The escalating need for electricity stems from multiple drivers, including population growth, increased electricity demand to foster economic and social development, and the electrification of sectors such as transportation, exemplified by the surge in electric vehicles. With electricity demand projected to more than double by 2050, to truly make a difference nuclear generation must significantly outpace overall global electricity supply growth.


In fact, it is becoming increasingly evident that at least tripling global nuclear capacity is not just an option; it’s a necessity if we are going to achieve global net zero greenhouse gas emissions and bolster energy security in a cost-effective and equitable manner.
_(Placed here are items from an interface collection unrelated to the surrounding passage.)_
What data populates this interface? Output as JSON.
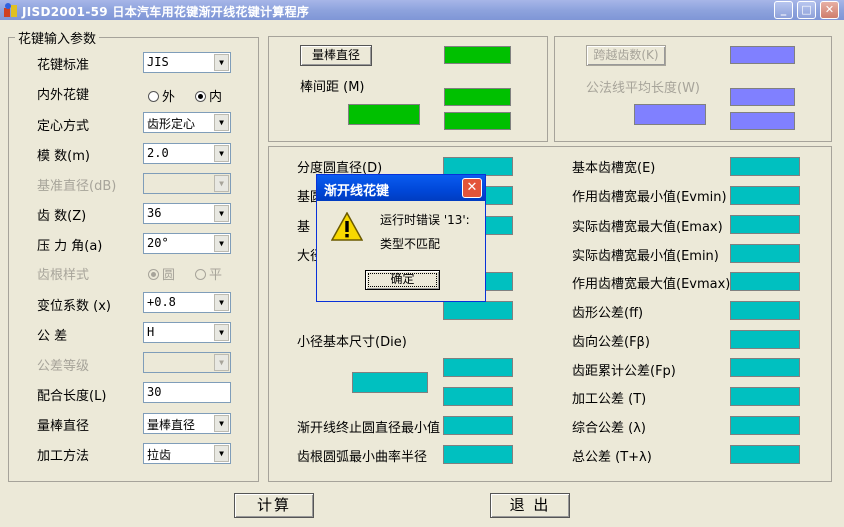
{
  "window": {
    "title": "JISD2001-59 日本汽车用花键渐开线花键计算程序",
    "colors": {
      "green": "#00c000",
      "teal": "#00c0c0",
      "blue": "#8080ff",
      "titlebar": "#8ea3dd"
    }
  },
  "input_group": {
    "legend": "花键输入参数",
    "fields": {
      "standard": {
        "label": "花键标准",
        "value": "JIS"
      },
      "inner_outer": {
        "label": "内外花键",
        "opt_outer": "外",
        "opt_inner": "内",
        "selected": "内"
      },
      "centering": {
        "label": "定心方式",
        "value": "齿形定心"
      },
      "module": {
        "label": "模    数(m)",
        "value": "2.0"
      },
      "base_dia": {
        "label": "基准直径(dB)",
        "value": ""
      },
      "teeth": {
        "label": "齿    数(Z)",
        "value": "36"
      },
      "pressure_angle": {
        "label": "压 力 角(a)",
        "value": "20°"
      },
      "root_style": {
        "label": "齿根样式",
        "opt_round": "圆",
        "opt_flat": "平",
        "selected": "圆"
      },
      "shift_coef": {
        "label": "变位系数 (x)",
        "value": "+0.8"
      },
      "tolerance": {
        "label": "公    差",
        "value": "H"
      },
      "tol_grade": {
        "label": "公差等级",
        "value": ""
      },
      "fit_length": {
        "label": "配合长度(L)",
        "value": "30"
      },
      "rod_dia": {
        "label": "量棒直径",
        "value": "量棒直径"
      },
      "process": {
        "label": "加工方法",
        "value": "拉齿"
      }
    }
  },
  "measure_panel": {
    "rod_button": "量棒直径",
    "rod_distance_label": "棒间距 (M)"
  },
  "span_panel": {
    "span_teeth_button": "跨越齿数(K)",
    "span_length_label": "公法线平均长度(W)"
  },
  "results": {
    "left": {
      "pitch_dia": "分度圆直径(D)",
      "base_dia_partial": "基圆",
      "base_partial2": "基",
      "major_partial": "大径",
      "minor_dia": "小径基本尺寸(Die)",
      "involute_end": "渐开线终止圆直径最小值",
      "root_fillet": "齿根圆弧最小曲率半径"
    },
    "right": {
      "basic_space": "基本齿槽宽(E)",
      "eff_space_min": "作用齿槽宽最小值(Evmin)",
      "act_space_max": "实际齿槽宽最大值(Emax)",
      "act_space_min": "实际齿槽宽最小值(Emin)",
      "eff_space_max": "作用齿槽宽最大值(Evmax)",
      "profile_tol": "齿形公差(ff)",
      "lead_tol": "齿向公差(Fβ)",
      "pitch_cum_tol": "齿距累计公差(Fp)",
      "machining_tol": "加工公差 (T)",
      "total_tol": "综合公差 (λ)",
      "grand_tol": "总公差 (T+λ)"
    }
  },
  "buttons": {
    "calc": "计算",
    "exit": "退 出"
  },
  "dialog": {
    "title": "渐开线花键",
    "message_line1": "运行时错误 '13':",
    "message_line2": "类型不匹配",
    "ok": "确定"
  }
}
Shift in attitudes
Encouragingly, recent years have witnessed a significant shift in government attitudes towards nuclear energy, recognising its crucial role not just in achieving climate goals but also enhancing energy security and system resilience.


In Europe, 16 European Union nations have united in the European Nuclear Alliance with the aim of reaching 150 GW of nuclear power capacity by 2050, a modest yet pivotal 50% increase from current continental European capacity. In the UK, the government has set ambitious targets for tripling nuclear capacity, with plans for large-scale projects like Sizewell C and small modular reactors (SMRs) on the horizon.


In Asia, nuclear generation has more than doubled in the past decade, led by China, which has added nearly 40 reactors during this period and has a goal of adding 150 more in the next 15 years. India has pledged to triple its nuclear capacity by 2032, and Bangladesh just became the newest member of the nuclear family with its first nuclear unit planned to start up in 2024. Both Japan and South Korea have reviewed national energy policies in support of existing and new nuclear generation.


Governments must actively facilitate the nuclear industry's growth at the required pace and scale, while industry players must demonstrate their commitment to working collaboratively to achieve this global imperative.


The United Arab Emirates is also making significant strides, soon commencing its fourth reactor at Barakah, increasing the share of nuclear in its electricity generation mix from zero to up to 25% in just four years. Turkey is moving forwards with a similarly ambitious four-unit plant at Akkuyu and Egypt is following suit with the construction of its first nuclear plant at El-Dabaa, becoming the second African country to embrace nuclear power after South Africa.


Canada and the US are collaborating to establish a regulatory environment that will help accelerate the development and deployment of SMRs and plans for the first demonstration plants are well-advanced in both countries. SMRs are gaining global attention due to their diverse designs and applications, ranging from scaled-down versions of existing technologies to innovative designs that can provide high-temperature process heat. Together with new large-scale reactors, SMRs hold the key to decarbonising hard-to abate industrial sectors.


Governments must facilitate nuclear growth
However, the realisation of these technologies hinges on the commitment of governments and the global nuclear industry to creating the necessary conditions for accelerated deployment. To galvanise this effort, we have launched the Net Zero Nuclear initiative, aimed at bringing together governments, the nuclear industry and civil society at COP28 to pledge their commitment to tripling global nuclear capacity by 2050, a critical step towards achieving a net zero global economy.


The call for action extends beyond policy setting; it demands practical programmes for constructing new facilities and extending the lifespan of existing nuclear plants. Governments must actively facilitate the nuclear industry’s growth at the required pace and scale, while industry players must demonstrate their commitment to working collaboratively to achieve this global imperative. The stakes are high, but the benefits for our planet and future generations are immeasurable.


The views and opinions expressed in this article are strictly those of the author only and are not necessarily given or endorsed by or on behalf of the Energy Institute.